Safety for Your Kids at Summer Camp: Guidelines from the CDC

As we approach the second summer amid the global coronavirus pandemic, things are beginning to look up. Most adults are now eligible to get one of the available coronavirus vaccines, and some states across the United States are beginning to reopen again. However, health experts have continued to advise that we are not yet completely out of the woods. Many concerning variants from other countries have been reported in the United States, and some of these could prove to be more resistant to the vaccines than others.

But with warm weather beginning, many are looking forward to the opportunity to head on long overdue vacations or other trips to see friends and family. For many families, summer means summer camp for their children, an activity most did not get to participate in last year. So, what are the guidelines for summer camp, and how can you ensure your children’s safety?

Obtain the coronavirus vaccine

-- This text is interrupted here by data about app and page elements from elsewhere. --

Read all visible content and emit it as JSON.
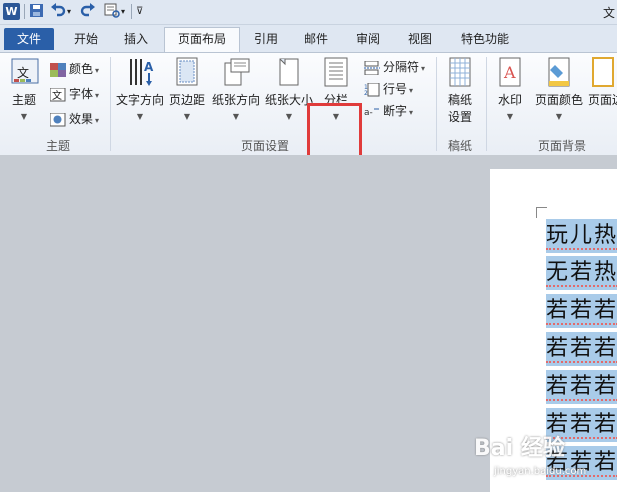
{
  "quick_access": {
    "app_icon_letter": "W",
    "title_fragment": "文"
  },
  "tabs": [
    {
      "label": "文件"
    },
    {
      "label": "开始"
    },
    {
      "label": "插入"
    },
    {
      "label": "页面布局"
    },
    {
      "label": "引用"
    },
    {
      "label": "邮件"
    },
    {
      "label": "审阅"
    },
    {
      "label": "视图"
    },
    {
      "label": "特色功能"
    }
  ],
  "ribbon": {
    "theme_group": {
      "label": "主题",
      "themes_button": "主题",
      "colors": "颜色",
      "fonts": "字体",
      "effects": "效果"
    },
    "page_setup_group": {
      "label": "页面设置",
      "text_direction": "文字方向",
      "margins": "页边距",
      "orientation": "纸张方向",
      "size": "纸张大小",
      "columns": "分栏",
      "breaks": "分隔符",
      "line_numbers": "行号",
      "hyphenation": "断字"
    },
    "manuscript_group": {
      "label": "稿纸",
      "settings_line1": "稿纸",
      "settings_line2": "设置"
    },
    "background_group": {
      "label": "页面背景",
      "watermark": "水印",
      "page_color": "页面颜色",
      "page_borders": "页面边"
    }
  },
  "document": {
    "lines": [
      "玩儿热",
      "无若热",
      "若若若",
      "若若若",
      "若若若",
      "若若若",
      "若若若"
    ]
  },
  "watermark": {
    "brand": "Bai 经验",
    "url": "jingyan.baidu.com"
  },
  "colors": {
    "file_tab": "#2a5fa8",
    "highlight_box": "#e03b3b",
    "selection": "#a9cbe9"
  }
}
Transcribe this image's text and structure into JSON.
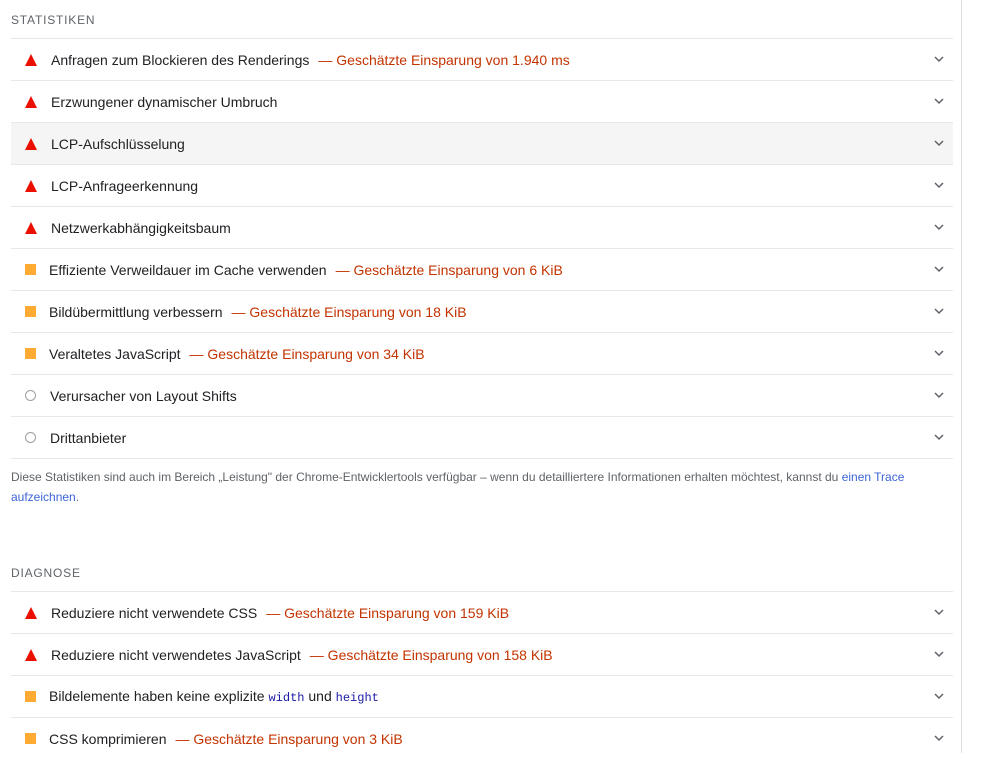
{
  "statistiken": {
    "header": "STATISTIKEN",
    "items": [
      {
        "status": "fail",
        "title": "Anfragen zum Blockieren des Renderings",
        "savings": "— Geschätzte Einsparung von 1.940 ms"
      },
      {
        "status": "fail",
        "title": "Erzwungener dynamischer Umbruch",
        "savings": ""
      },
      {
        "status": "fail",
        "title": "LCP-Aufschlüsselung",
        "savings": ""
      },
      {
        "status": "fail",
        "title": "LCP-Anfrageerkennung",
        "savings": ""
      },
      {
        "status": "fail",
        "title": "Netzwerkabhängigkeitsbaum",
        "savings": ""
      },
      {
        "status": "average",
        "title": "Effiziente Verweildauer im Cache verwenden",
        "savings": "— Geschätzte Einsparung von 6 KiB"
      },
      {
        "status": "average",
        "title": "Bildübermittlung verbessern",
        "savings": "— Geschätzte Einsparung von 18 KiB"
      },
      {
        "status": "average",
        "title": "Veraltetes JavaScript",
        "savings": "— Geschätzte Einsparung von 34 KiB"
      },
      {
        "status": "info",
        "title": "Verursacher von Layout Shifts",
        "savings": ""
      },
      {
        "status": "info",
        "title": "Drittanbieter",
        "savings": ""
      }
    ],
    "note_text": "Diese Statistiken sind auch im Bereich „Leistung\" der Chrome-Entwicklertools verfügbar – wenn du detailliertere Informationen erhalten möchtest, kannst du ",
    "note_link": "einen Trace aufzeichnen",
    "note_end": "."
  },
  "diagnose": {
    "header": "DIAGNOSE",
    "items": [
      {
        "status": "fail",
        "title": "Reduziere nicht verwendete CSS",
        "savings": "— Geschätzte Einsparung von 159 KiB"
      },
      {
        "status": "fail",
        "title": "Reduziere nicht verwendetes JavaScript",
        "savings": "— Geschätzte Einsparung von 158 KiB"
      },
      {
        "status": "average",
        "title_part1": "Bildelemente haben keine explizite ",
        "code1": "width",
        "title_part2": " und ",
        "code2": "height"
      },
      {
        "status": "average",
        "title": "CSS komprimieren",
        "savings": "— Geschätzte Einsparung von 3 KiB"
      }
    ]
  },
  "colors": {
    "fail": "#eb0f00",
    "average": "#ffaa33",
    "savings": "#c33300",
    "link": "#3b63d7"
  },
  "icons": {
    "fail": "red-triangle-icon",
    "average": "orange-square-icon",
    "info": "gray-circle-icon",
    "expand": "chevron-down-icon"
  }
}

In 2020, only a small percentage of staff and campers ended up with a coronavirus infection, just 102 out of nearly 90,000 campers according to a Tufts University study. Most summer day camps and sleepover camps adopted strenuous protocols and strategies designed to slow the spread of the virus. Experts expect that this summer will likely see even fewer issues with coronavirus infections, primarily due to the large number of camp staff being vaccinated. The CDC has recently issued guidance for the operation of youth and summer camps during the continuing coronavirus pandemic.

The top recommendation is, of course, that as many people as possible take advantage of the coronavirus vaccine when they are eligible to do so. Most adults are now eligible for vaccination in the United States.

Implement health screenings

On top of that, the CDC recommends that camps institute health screenings to check for coronavirus symptoms, have PPE available for staff, and promote more outdoor activities whenever possible. Camps are also encouraged to use recommended strategies like extra cleaning protocols, social distancing during activities like eating, and wearing masks.

In the event that there is an outbreak, camps are encouraged to have a protocol in place for how they will handle such an occurrence. Any staff member or camper who does experience COVID-19 symptoms should still isolate and quarantine, as well as obtain a test. This is true even for those who are fully vaccinated, which the CDC defines as at least two weeks out from the final vaccine.